U.S. Customs and Border Protection (CBP) is laying out a new five-year strategy to better focus the law enforcement agency on its critical mission of protecting the American people, safeguarding the country's borders, and enhancing the nation's economic prosperity.
"Great organizations have strong identities," CBP Acting Commissioner Mark A. Morgan said in a statement. "They have an unshakeable sense of purpose. And they adapt to change effectively and efficiently, recognizing that change is constant and inevitable. Our ability to deliver on our mission depends on our ability to navigate through change in the present, embracing it as we plan for the future while never losing sight of our purpose."
CBP's new five-year strategy for 2021-2026 lists three important goals: to protect the American people and facilitate trade and travel, build a sustainable and capable workforce that is adaptable and resilient in the face of dynamic challenges, and improve the agency's capability to support operationally focused, threat-based, intelligence and data-driven execution.
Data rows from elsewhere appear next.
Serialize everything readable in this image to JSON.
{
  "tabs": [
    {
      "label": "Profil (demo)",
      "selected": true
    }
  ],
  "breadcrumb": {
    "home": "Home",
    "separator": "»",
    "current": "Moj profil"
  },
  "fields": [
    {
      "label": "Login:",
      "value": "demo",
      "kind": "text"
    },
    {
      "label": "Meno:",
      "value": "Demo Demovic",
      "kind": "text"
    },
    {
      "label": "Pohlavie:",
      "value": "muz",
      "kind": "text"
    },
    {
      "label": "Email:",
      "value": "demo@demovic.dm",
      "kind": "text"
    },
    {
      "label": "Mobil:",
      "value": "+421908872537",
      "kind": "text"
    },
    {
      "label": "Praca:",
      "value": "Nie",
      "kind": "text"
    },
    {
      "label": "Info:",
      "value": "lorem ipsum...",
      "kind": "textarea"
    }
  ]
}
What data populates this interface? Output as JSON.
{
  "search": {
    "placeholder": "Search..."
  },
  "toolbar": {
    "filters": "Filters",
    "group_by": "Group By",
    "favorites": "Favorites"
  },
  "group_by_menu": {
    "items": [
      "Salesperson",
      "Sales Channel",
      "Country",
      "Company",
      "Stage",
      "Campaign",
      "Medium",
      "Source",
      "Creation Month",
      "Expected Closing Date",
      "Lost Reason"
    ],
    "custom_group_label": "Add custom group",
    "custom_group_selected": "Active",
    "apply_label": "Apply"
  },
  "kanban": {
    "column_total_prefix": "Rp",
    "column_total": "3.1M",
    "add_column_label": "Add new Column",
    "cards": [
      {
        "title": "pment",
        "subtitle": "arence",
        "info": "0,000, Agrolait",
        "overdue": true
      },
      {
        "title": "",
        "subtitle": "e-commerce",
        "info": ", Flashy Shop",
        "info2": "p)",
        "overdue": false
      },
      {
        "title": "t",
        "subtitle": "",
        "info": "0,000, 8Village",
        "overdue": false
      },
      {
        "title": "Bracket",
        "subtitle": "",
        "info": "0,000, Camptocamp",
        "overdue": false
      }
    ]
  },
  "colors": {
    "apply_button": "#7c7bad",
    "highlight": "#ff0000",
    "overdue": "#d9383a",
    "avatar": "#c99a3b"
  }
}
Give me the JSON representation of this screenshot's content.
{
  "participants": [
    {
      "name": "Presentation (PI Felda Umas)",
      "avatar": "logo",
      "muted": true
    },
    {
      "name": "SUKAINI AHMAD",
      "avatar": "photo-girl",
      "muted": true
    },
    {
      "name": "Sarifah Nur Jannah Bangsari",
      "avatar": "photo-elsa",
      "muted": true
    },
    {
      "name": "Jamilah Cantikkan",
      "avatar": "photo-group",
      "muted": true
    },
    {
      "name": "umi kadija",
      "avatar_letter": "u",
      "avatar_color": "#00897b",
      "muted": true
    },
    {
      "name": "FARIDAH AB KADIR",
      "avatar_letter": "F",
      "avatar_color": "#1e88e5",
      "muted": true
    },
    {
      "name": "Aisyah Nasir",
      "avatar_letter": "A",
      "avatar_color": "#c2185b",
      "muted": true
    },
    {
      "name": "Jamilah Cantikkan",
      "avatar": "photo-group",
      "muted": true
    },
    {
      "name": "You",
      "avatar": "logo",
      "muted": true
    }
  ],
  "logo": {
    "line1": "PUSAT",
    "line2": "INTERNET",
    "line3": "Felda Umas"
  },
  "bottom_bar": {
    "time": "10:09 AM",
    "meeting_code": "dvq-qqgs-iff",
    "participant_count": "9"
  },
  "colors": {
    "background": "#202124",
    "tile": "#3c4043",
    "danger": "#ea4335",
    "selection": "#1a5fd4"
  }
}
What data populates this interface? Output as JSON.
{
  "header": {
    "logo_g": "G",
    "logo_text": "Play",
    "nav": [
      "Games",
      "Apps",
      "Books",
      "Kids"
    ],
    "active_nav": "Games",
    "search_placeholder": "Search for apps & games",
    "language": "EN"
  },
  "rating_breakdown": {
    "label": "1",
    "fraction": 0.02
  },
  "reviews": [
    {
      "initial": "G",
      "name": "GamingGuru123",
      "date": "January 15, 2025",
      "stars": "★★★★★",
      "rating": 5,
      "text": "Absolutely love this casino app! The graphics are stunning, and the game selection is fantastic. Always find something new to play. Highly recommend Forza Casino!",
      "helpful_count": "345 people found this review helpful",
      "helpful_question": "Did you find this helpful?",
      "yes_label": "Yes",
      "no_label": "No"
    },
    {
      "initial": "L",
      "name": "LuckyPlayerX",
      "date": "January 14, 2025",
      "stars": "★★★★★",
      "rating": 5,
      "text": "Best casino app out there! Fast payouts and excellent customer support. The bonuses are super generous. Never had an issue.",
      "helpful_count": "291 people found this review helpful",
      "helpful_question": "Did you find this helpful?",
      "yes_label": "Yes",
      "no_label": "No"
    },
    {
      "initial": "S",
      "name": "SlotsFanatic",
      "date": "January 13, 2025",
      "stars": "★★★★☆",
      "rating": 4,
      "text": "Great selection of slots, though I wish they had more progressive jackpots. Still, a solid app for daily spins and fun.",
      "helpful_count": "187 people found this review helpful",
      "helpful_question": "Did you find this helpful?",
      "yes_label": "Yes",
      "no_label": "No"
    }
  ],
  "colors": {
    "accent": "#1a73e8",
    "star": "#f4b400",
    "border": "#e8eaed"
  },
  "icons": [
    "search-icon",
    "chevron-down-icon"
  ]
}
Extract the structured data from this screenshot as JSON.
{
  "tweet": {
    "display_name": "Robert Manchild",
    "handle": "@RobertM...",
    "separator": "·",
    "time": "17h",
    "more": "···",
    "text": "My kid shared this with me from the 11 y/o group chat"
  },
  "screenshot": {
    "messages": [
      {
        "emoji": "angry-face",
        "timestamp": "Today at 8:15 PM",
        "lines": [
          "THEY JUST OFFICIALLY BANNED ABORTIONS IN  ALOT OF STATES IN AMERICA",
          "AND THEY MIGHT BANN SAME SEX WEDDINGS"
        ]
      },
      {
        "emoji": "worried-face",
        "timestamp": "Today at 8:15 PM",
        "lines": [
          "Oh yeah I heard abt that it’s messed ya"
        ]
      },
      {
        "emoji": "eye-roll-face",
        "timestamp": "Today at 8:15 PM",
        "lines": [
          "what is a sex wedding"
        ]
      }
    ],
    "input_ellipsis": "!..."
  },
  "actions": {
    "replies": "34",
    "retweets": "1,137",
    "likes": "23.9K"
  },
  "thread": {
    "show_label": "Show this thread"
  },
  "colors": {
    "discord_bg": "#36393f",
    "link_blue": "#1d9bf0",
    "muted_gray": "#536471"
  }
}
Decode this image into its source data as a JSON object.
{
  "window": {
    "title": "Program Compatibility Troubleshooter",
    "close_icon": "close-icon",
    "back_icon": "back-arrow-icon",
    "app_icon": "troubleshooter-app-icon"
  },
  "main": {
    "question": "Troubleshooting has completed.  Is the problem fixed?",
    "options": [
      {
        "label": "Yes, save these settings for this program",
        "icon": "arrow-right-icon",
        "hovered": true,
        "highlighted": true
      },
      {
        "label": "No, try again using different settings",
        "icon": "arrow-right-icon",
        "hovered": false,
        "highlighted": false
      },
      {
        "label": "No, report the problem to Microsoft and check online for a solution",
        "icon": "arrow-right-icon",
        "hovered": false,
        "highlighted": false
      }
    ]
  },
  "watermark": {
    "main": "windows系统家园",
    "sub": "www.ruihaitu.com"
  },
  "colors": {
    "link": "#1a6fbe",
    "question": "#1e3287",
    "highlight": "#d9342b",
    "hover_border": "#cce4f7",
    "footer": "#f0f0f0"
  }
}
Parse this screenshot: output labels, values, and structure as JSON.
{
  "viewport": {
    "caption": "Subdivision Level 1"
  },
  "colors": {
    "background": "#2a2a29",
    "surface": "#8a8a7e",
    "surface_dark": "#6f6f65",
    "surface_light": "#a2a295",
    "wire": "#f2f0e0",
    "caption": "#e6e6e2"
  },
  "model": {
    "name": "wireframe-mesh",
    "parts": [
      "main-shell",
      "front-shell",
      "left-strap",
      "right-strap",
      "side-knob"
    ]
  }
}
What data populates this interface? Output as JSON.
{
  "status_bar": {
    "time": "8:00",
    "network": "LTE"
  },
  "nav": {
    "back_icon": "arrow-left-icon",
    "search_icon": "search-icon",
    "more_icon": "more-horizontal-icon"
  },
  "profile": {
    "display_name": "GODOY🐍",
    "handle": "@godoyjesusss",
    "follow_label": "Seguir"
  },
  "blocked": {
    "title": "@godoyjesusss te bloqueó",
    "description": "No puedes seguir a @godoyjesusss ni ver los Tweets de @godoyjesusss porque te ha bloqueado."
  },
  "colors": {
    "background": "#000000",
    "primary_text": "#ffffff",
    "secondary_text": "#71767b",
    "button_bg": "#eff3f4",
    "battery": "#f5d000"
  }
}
To better protect the American people and facilitate trade and travel, the agency plans to leverage its data holdings, intelligence enterprise and partnerships in a coordinated counter network approach to deal with cross-border threat networks. The agency plans to better facilitate trade and travel by implementing biometric identification to transform traveler verification and dramatically reduce the need to verify physical travel documents.
CBP has already made substantial progress on the biometric front, working to develop an integrated biometric entry-exit process at international airports in coordination with carriers and other stakeholders. CBP has expanded real-time testing of biometric exit to a total of 24 airports.
When it comes to building a sustainable and capable workforce, CBP plans to recruit, hire, and train the most qualified people to join its ranks. Despite the Wuhan coronavirus pandemic, CBP hired over 2,000 officers since May of 2019 and enough air and Marine pilots to exceed its attrition for the first time in a decade.
In 2019, the agency employed 61,506 men and women, including 19,648 Border Patrol agents and 24,511 officers. CBP also employed some 2,465 agricultural specialists, 597 pilots, 339 marine agents, 296 aviation enforcement agents and 979 trade personnel.
Over the next five years, CBP also aims to improve its intelligence capabilities and data-driven execution by maintaining reliable data and advanced analytics to inform strategic and tactical decision making. Such capabilities are paramount to an agency tasked with quickly identifying and addressing current and emerging threats against the country. This includes securing our borders, combatting transnational crime and countering terrorism.
On average, CBP made 2,354 apprehensions between U.S. ports of entry, 23 arrests of wanted criminals, and 790 inadmissible-person refusals at ports of entry every day in the previous year.
"The 2021–2026 strategy will guide our strategic decisions and shape our agency’s future," wrote Acting Commissioner Mark Morgan in a foreword. "CBP’s success as a threat-based, intelligence and data-driven, operationally focused enterprise absolutely depends on how well we focus on our mission priorities to make CBP stronger, more efficient, and more effective."